YOUR TASK:
Each line of the data below that carries the word "Settings" needs to be copied.

Component data from apps and pages:
##########

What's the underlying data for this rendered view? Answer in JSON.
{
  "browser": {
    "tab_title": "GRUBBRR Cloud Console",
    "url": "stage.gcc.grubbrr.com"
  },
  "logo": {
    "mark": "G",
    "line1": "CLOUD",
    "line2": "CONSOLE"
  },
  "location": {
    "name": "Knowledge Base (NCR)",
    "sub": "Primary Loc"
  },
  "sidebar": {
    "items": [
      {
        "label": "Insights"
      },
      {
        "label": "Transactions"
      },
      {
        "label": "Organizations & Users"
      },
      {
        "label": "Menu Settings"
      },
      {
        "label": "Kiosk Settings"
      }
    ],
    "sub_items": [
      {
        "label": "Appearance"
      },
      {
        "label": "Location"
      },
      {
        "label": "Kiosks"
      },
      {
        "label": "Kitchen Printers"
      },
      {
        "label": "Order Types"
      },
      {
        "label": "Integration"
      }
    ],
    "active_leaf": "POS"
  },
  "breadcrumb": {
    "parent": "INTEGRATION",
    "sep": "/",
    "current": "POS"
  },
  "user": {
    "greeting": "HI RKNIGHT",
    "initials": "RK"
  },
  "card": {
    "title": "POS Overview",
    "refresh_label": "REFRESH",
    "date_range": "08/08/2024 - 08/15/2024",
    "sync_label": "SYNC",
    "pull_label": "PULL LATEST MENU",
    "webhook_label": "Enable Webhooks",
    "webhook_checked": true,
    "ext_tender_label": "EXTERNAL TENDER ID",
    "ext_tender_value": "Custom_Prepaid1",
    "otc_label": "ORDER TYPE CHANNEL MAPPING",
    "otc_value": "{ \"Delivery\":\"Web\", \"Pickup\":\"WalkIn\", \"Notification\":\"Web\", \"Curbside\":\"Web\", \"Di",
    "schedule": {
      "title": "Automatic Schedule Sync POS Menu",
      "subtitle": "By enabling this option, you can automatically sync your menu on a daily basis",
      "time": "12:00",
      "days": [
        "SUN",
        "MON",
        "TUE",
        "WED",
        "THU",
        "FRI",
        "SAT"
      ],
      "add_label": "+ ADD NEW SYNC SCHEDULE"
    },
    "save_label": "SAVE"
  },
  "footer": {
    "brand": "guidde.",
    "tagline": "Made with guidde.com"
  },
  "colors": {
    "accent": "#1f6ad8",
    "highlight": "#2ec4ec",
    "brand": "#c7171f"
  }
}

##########

TASK RESULT:
        "label": "Menu Settings"
        "label": "Kiosk Settings"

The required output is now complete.